══ DATA PROVIDED

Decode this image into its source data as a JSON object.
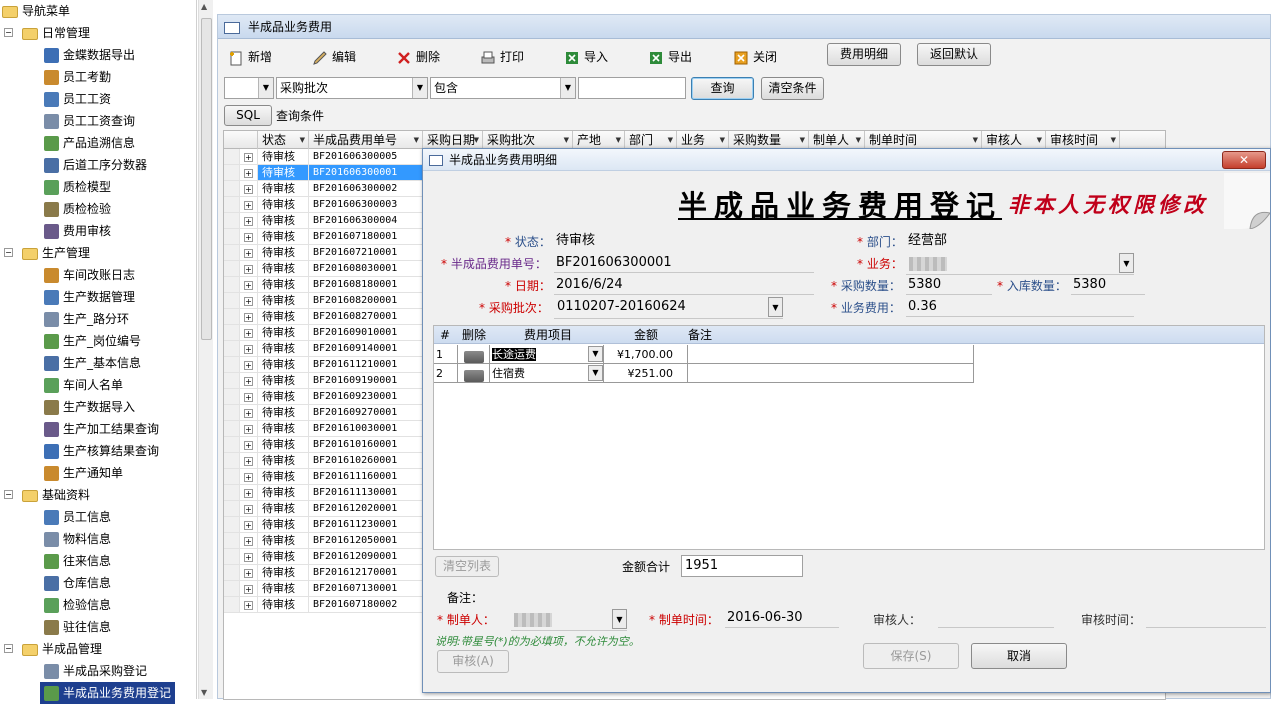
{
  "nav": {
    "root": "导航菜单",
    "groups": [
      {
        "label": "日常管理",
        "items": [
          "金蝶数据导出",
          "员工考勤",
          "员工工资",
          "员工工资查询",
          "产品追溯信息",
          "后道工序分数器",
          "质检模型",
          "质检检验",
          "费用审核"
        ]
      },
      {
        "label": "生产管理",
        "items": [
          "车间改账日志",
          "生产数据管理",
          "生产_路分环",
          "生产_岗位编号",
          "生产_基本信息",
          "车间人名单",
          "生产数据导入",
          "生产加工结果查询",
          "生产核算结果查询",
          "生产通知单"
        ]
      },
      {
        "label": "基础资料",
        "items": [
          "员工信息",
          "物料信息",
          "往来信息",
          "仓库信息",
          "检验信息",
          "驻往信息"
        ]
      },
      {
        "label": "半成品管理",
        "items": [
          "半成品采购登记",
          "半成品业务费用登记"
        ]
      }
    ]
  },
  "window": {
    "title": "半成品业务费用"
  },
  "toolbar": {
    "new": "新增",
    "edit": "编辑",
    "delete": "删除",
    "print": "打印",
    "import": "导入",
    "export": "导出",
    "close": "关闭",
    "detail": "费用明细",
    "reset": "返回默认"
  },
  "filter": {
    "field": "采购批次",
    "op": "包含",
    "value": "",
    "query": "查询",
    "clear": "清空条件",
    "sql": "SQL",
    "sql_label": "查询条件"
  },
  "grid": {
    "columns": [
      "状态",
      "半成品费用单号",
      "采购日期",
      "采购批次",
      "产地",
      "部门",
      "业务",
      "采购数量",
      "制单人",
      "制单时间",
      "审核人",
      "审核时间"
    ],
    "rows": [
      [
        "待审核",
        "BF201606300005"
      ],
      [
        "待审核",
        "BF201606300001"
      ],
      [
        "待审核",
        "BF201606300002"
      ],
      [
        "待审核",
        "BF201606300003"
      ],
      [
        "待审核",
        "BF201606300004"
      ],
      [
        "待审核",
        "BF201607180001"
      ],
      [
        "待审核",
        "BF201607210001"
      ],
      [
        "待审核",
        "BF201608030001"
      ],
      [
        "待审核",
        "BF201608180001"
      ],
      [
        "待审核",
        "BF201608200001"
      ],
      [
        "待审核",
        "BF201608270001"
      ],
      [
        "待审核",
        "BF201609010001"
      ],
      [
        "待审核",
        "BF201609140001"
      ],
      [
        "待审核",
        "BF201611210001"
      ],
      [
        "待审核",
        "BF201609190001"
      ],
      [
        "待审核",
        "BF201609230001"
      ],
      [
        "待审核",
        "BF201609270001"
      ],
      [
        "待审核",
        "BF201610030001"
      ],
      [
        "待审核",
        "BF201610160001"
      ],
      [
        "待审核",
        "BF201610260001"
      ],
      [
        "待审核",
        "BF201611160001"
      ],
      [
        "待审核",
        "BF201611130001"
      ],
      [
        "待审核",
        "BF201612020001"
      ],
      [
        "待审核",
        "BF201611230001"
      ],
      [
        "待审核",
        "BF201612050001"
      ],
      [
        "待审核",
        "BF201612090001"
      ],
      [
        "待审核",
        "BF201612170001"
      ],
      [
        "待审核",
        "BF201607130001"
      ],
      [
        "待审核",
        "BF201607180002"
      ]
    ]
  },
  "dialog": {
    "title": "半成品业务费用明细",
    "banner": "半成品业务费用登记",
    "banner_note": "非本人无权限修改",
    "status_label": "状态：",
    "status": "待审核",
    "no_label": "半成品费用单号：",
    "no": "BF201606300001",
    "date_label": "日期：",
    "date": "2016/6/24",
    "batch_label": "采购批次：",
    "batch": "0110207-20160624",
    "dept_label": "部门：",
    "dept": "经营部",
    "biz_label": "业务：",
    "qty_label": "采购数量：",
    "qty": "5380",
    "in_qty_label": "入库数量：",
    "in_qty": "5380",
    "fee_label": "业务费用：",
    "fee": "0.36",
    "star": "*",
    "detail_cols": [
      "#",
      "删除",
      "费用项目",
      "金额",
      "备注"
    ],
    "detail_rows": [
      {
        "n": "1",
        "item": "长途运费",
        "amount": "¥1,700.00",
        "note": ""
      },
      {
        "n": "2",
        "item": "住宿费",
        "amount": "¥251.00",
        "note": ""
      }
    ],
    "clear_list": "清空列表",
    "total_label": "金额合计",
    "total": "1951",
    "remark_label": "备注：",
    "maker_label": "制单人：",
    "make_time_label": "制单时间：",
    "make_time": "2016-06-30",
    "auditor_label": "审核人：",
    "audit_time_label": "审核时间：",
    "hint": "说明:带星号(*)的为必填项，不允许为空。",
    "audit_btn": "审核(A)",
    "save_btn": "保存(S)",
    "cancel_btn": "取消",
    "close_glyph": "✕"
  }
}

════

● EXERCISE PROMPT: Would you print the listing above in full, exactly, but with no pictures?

● EXERCISE RESULT:
Decode this image into its source data as a JSON object.
{
  "nav": {
    "root": "导航菜单",
    "groups": [
      {
        "label": "日常管理",
        "items": [
          "金蝶数据导出",
          "员工考勤",
          "员工工资",
          "员工工资查询",
          "产品追溯信息",
          "后道工序分数器",
          "质检模型",
          "质检检验",
          "费用审核"
        ]
      },
      {
        "label": "生产管理",
        "items": [
          "车间改账日志",
          "生产数据管理",
          "生产_路分环",
          "生产_岗位编号",
          "生产_基本信息",
          "车间人名单",
          "生产数据导入",
          "生产加工结果查询",
          "生产核算结果查询",
          "生产通知单"
        ]
      },
      {
        "label": "基础资料",
        "items": [
          "员工信息",
          "物料信息",
          "往来信息",
          "仓库信息",
          "检验信息",
          "驻往信息"
        ]
      },
      {
        "label": "半成品管理",
        "items": [
          "半成品采购登记",
          "半成品业务费用登记"
        ]
      }
    ]
  },
  "window": {
    "title": "半成品业务费用"
  },
  "toolbar": {
    "new": "新增",
    "edit": "编辑",
    "delete": "删除",
    "print": "打印",
    "import": "导入",
    "export": "导出",
    "close": "关闭",
    "detail": "费用明细",
    "reset": "返回默认"
  },
  "filter": {
    "field": "采购批次",
    "op": "包含",
    "value": "",
    "query": "查询",
    "clear": "清空条件",
    "sql": "SQL",
    "sql_label": "查询条件"
  },
  "grid": {
    "columns": [
      "状态",
      "半成品费用单号",
      "采购日期",
      "采购批次",
      "产地",
      "部门",
      "业务",
      "采购数量",
      "制单人",
      "制单时间",
      "审核人",
      "审核时间"
    ],
    "rows": [
      [
        "待审核",
        "BF201606300005"
      ],
      [
        "待审核",
        "BF201606300001"
      ],
      [
        "待审核",
        "BF201606300002"
      ],
      [
        "待审核",
        "BF201606300003"
      ],
      [
        "待审核",
        "BF201606300004"
      ],
      [
        "待审核",
        "BF201607180001"
      ],
      [
        "待审核",
        "BF201607210001"
      ],
      [
        "待审核",
        "BF201608030001"
      ],
      [
        "待审核",
        "BF201608180001"
      ],
      [
        "待审核",
        "BF201608200001"
      ],
      [
        "待审核",
        "BF201608270001"
      ],
      [
        "待审核",
        "BF201609010001"
      ],
      [
        "待审核",
        "BF201609140001"
      ],
      [
        "待审核",
        "BF201611210001"
      ],
      [
        "待审核",
        "BF201609190001"
      ],
      [
        "待审核",
        "BF201609230001"
      ],
      [
        "待审核",
        "BF201609270001"
      ],
      [
        "待审核",
        "BF201610030001"
      ],
      [
        "待审核",
        "BF201610160001"
      ],
      [
        "待审核",
        "BF201610260001"
      ],
      [
        "待审核",
        "BF201611160001"
      ],
      [
        "待审核",
        "BF201611130001"
      ],
      [
        "待审核",
        "BF201612020001"
      ],
      [
        "待审核",
        "BF201611230001"
      ],
      [
        "待审核",
        "BF201612050001"
      ],
      [
        "待审核",
        "BF201612090001"
      ],
      [
        "待审核",
        "BF201612170001"
      ],
      [
        "待审核",
        "BF201607130001"
      ],
      [
        "待审核",
        "BF201607180002"
      ]
    ]
  },
  "dialog": {
    "title": "半成品业务费用明细",
    "banner": "半成品业务费用登记",
    "banner_note": "非本人无权限修改",
    "status_label": "状态：",
    "status": "待审核",
    "no_label": "半成品费用单号：",
    "no": "BF201606300001",
    "date_label": "日期：",
    "date": "2016/6/24",
    "batch_label": "采购批次：",
    "batch": "0110207-20160624",
    "dept_label": "部门：",
    "dept": "经营部",
    "biz_label": "业务：",
    "qty_label": "采购数量：",
    "qty": "5380",
    "in_qty_label": "入库数量：",
    "in_qty": "5380",
    "fee_label": "业务费用：",
    "fee": "0.36",
    "star": "*",
    "detail_cols": [
      "#",
      "删除",
      "费用项目",
      "金额",
      "备注"
    ],
    "detail_rows": [
      {
        "n": "1",
        "item": "长途运费",
        "amount": "¥1,700.00",
        "note": ""
      },
      {
        "n": "2",
        "item": "住宿费",
        "amount": "¥251.00",
        "note": ""
      }
    ],
    "clear_list": "清空列表",
    "total_label": "金额合计",
    "total": "1951",
    "remark_label": "备注：",
    "maker_label": "制单人：",
    "make_time_label": "制单时间：",
    "make_time": "2016-06-30",
    "auditor_label": "审核人：",
    "audit_time_label": "审核时间：",
    "hint": "说明:带星号(*)的为必填项，不允许为空。",
    "audit_btn": "审核(A)",
    "save_btn": "保存(S)",
    "cancel_btn": "取消",
    "close_glyph": "✕"
  }
}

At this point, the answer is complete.